- [Information shown]:
---
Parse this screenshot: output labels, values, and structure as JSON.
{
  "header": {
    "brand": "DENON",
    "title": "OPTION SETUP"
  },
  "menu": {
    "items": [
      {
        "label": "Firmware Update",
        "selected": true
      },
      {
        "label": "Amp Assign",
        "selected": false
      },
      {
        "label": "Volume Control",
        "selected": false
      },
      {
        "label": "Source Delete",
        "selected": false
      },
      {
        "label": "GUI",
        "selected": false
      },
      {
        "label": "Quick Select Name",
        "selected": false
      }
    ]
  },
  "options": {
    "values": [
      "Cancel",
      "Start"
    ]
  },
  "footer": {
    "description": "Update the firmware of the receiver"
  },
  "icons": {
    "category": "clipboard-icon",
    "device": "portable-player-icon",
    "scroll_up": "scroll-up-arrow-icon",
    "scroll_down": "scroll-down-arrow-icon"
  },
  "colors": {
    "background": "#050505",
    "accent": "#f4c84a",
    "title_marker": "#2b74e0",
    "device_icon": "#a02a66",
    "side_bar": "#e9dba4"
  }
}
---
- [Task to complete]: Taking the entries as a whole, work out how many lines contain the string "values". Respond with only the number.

- [Response to this exercise]: 2